Why Should The PCB Be Scrubbed and Cleaned Before Soldering?

PCB cleaning is an essential step in ensuring the longevity of your electronic devices. Over time, flux residue can accumulate on boards and cause heat transfer problems, which can lead to overheating and failure.

Soldering flux removal is the most common way to clean PCBs. This process uses a hot iron to remove the flux residue from the board. However, this method is only effective if done correctly. If done incorrectly, soldering iron heat can damage components on the board and cause them to fail.

Chemical cleaning is another option for removing flux residues from PCBs. This approach uses chemicals to break down the flux residue and remove it from the board.
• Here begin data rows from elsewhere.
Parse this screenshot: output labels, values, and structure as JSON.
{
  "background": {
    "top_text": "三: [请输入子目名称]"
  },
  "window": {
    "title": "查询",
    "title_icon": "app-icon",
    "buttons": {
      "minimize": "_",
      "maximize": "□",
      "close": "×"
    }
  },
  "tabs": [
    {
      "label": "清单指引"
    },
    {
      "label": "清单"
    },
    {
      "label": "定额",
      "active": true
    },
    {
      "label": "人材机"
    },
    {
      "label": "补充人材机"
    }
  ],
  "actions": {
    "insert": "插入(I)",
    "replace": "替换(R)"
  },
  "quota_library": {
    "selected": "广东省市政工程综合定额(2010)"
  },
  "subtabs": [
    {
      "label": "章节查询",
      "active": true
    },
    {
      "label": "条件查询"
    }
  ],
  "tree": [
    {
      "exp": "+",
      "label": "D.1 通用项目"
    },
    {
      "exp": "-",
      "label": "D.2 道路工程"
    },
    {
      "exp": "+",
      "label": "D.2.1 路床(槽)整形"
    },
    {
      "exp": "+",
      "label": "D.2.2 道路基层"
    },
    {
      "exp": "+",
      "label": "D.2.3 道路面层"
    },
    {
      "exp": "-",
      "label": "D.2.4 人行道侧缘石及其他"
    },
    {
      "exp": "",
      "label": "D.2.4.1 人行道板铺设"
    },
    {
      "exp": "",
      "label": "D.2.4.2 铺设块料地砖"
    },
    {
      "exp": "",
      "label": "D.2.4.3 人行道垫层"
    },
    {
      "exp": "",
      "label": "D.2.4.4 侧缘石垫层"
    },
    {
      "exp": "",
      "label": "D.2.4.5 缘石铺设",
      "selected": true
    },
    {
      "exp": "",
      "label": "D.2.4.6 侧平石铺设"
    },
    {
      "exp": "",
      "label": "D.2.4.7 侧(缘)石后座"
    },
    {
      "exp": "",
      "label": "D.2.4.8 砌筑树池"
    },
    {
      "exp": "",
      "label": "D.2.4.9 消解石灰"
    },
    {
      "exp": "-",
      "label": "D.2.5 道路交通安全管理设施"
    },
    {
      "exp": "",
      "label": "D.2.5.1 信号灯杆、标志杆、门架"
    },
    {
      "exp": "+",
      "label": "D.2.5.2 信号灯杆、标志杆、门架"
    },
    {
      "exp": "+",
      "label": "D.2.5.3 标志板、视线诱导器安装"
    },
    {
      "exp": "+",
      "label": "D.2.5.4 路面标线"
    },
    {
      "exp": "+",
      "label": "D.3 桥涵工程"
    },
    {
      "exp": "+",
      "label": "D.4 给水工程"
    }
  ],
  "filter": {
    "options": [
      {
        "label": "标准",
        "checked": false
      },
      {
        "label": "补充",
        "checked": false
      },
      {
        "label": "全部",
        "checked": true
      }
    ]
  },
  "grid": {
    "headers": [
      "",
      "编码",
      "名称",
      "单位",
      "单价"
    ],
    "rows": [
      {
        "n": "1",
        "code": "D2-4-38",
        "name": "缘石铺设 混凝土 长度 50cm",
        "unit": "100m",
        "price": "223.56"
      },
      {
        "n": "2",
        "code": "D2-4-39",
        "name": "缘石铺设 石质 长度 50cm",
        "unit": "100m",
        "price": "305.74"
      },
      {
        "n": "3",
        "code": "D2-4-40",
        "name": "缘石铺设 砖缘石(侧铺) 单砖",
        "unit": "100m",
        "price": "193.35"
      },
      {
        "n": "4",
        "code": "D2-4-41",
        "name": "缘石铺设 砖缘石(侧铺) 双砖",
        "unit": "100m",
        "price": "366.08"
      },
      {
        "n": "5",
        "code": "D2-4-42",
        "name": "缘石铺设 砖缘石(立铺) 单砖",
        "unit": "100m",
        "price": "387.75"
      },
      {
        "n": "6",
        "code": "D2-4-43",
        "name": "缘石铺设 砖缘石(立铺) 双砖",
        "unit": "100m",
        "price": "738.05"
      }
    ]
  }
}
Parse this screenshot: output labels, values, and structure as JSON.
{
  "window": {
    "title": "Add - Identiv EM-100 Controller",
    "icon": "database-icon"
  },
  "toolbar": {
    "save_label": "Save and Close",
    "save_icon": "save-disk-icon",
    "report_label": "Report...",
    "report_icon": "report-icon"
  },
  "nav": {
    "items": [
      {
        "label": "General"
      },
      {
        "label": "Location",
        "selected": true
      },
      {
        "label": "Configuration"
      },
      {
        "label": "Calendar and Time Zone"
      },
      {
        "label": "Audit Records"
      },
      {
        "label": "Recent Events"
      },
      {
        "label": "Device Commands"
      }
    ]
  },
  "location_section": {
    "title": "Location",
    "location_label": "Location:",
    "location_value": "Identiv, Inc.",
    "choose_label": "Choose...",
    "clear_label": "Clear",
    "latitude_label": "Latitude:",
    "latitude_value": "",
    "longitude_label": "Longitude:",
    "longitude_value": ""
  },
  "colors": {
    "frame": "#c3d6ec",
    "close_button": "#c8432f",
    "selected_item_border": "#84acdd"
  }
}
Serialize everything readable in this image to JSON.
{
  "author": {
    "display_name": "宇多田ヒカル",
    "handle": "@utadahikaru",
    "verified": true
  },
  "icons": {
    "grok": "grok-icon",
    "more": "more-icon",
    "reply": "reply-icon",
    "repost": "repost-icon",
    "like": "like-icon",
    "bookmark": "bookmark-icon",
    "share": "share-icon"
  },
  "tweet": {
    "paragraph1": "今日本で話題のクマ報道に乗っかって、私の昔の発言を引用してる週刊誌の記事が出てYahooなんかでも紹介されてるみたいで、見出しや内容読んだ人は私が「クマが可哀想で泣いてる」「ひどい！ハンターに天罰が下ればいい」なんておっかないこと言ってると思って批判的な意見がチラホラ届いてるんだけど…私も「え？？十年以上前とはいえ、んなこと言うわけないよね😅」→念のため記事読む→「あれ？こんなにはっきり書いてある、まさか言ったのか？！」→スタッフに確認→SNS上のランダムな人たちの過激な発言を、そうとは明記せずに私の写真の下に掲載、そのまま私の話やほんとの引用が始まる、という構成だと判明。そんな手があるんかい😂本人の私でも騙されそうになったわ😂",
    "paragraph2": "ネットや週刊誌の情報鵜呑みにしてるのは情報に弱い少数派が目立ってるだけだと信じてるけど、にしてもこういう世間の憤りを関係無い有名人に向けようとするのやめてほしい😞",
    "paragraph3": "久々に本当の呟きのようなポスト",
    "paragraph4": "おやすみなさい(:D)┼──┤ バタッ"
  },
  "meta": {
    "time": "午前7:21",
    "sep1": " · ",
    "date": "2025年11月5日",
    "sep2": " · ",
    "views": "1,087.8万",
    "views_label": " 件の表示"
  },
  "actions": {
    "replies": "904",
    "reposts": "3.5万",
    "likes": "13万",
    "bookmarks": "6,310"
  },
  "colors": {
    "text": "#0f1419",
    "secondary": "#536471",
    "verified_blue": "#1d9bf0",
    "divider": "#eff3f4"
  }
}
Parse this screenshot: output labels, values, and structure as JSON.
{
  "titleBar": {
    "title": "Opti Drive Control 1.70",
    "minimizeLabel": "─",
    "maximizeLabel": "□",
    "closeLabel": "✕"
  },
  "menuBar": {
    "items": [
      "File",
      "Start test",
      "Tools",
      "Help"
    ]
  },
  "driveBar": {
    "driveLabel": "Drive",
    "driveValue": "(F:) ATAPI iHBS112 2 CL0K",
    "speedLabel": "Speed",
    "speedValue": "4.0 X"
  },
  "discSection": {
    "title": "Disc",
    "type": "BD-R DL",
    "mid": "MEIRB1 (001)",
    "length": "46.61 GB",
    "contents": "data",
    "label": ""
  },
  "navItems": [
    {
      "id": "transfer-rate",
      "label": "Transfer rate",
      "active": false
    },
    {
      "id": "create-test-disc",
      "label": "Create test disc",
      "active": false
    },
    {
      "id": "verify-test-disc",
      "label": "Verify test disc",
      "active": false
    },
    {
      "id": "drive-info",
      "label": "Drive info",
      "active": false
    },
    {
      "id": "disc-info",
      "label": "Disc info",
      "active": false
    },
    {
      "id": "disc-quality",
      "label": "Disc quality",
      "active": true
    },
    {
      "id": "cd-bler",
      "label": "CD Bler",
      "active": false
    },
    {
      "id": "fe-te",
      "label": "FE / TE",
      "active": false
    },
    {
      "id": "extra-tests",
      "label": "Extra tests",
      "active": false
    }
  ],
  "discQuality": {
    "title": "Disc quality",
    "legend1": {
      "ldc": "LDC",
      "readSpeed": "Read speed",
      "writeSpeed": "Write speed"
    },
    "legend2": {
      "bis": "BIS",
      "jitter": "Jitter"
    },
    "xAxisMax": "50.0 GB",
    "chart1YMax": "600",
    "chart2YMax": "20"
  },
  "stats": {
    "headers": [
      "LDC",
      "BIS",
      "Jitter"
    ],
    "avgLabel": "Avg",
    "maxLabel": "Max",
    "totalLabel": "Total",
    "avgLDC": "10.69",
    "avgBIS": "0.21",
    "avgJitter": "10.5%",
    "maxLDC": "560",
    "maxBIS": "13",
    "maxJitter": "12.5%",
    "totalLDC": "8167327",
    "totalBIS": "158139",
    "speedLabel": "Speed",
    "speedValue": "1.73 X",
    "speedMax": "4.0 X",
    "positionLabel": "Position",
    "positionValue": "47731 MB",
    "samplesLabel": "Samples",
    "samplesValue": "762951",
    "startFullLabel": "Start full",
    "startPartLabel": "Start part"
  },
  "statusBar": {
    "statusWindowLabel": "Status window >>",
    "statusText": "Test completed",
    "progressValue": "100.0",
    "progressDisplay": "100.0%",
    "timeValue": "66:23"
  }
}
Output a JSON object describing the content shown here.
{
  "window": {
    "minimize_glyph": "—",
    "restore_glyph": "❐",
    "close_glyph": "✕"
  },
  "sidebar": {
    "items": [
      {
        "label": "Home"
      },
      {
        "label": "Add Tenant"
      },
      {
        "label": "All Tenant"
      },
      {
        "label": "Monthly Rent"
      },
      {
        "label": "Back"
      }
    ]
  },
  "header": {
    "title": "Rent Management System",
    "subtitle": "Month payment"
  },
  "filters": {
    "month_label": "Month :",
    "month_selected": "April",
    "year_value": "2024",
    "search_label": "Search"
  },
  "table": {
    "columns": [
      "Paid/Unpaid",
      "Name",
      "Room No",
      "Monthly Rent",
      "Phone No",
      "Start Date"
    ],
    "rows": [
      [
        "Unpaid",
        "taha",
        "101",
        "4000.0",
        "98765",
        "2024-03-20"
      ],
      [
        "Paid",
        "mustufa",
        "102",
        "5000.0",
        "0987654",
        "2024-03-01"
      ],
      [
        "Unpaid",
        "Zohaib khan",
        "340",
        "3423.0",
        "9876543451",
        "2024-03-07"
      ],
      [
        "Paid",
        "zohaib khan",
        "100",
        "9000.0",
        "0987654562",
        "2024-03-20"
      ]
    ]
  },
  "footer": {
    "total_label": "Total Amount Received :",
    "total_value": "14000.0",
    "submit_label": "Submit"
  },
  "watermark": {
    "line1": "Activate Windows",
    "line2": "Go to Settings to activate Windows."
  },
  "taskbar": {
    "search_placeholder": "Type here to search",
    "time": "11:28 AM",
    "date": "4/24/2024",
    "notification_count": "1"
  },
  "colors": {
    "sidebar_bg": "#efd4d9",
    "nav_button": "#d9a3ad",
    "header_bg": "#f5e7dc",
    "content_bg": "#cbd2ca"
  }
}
However, chemical cleaning is more time-consuming than soldering flux removal and may not be effective if there are large amounts of flux residue on the board.?

What Are the Pros and Cons of PCB Cleaning?

The pros of PCB cleaning include the removal of harmful chemicals and pollutants from PCBs. The cons of PCB cleaning include the potential damage that may be caused to the PCBs. It is important to consult with a qualified professional prior to starting the cleaning process.


  • PCB cleaning can help to improve the overall performance of a computer system.

  • It can also help to remove contaminants that may be causing problems with the computer's operation.

  • PCB cleaning is often fast and easy, making it a good choice for those who need their computer system restored quickly.


  • PCB cleaning can occasionally result in the removal of critical components or even the entire motherboard.

  • Some types of PCB cleaning may require the use of special equipment or chemicals that may be harmful if swallowed.

PCB Cleaning: Conclusion

PCB cleaning is a necessary process for the electronics and device manufacturing industry. This guide provides you with step-by-step instructions for using a variety of PCB cleaning methods. Be sure to consult with a qualified professional before starting the cleaning process. There are many different types of PCBs and each requires a specific method of cleaning; consult your manufacturer or technical support staff for specific instructions on how to clean your particular type of PCB.

PCB cleaners come in various forms, including solvents, detergents, and surfactants. The most common type of cleaner is an emulsion solvent which includes water, oil, or glycol as the main ingredients. These cleaners work by dissolving oils and grease on the PCB surface while also breaking down organic matter.